* [STORED DATA]
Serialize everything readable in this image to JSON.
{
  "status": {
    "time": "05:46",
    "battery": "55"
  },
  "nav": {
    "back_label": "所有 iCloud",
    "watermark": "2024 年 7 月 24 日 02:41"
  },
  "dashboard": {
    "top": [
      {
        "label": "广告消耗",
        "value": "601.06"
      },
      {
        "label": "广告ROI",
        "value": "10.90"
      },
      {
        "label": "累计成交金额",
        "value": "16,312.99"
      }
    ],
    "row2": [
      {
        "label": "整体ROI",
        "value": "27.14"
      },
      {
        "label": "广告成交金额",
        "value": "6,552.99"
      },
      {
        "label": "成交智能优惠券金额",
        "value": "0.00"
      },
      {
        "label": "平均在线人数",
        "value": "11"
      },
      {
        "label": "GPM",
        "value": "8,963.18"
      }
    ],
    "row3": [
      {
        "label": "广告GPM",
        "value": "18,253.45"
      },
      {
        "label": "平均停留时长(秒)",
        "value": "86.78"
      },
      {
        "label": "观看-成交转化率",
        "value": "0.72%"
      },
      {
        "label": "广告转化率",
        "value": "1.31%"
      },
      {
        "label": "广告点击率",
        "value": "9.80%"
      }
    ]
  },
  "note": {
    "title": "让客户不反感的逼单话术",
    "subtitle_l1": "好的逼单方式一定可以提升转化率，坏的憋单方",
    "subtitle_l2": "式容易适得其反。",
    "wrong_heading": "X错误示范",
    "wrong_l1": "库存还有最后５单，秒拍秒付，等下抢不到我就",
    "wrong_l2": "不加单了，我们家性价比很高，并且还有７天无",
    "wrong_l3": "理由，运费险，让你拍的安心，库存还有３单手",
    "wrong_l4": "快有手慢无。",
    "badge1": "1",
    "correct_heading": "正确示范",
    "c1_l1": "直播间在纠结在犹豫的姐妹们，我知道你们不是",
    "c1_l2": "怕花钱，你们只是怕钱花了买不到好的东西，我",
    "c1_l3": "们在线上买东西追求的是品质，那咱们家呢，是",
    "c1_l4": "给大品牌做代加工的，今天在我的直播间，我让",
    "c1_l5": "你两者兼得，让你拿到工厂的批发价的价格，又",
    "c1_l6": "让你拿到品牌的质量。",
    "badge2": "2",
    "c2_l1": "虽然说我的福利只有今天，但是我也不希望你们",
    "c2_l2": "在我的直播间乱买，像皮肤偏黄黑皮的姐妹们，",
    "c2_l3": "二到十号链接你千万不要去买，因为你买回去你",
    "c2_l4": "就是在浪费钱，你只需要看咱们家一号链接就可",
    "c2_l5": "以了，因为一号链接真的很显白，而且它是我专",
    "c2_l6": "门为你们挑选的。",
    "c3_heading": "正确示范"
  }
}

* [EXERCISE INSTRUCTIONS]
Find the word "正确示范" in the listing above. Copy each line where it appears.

* [ANSWER FOR THIS EXERCISE]
    "correct_heading": "正确示范",
    "c3_heading": "正确示范"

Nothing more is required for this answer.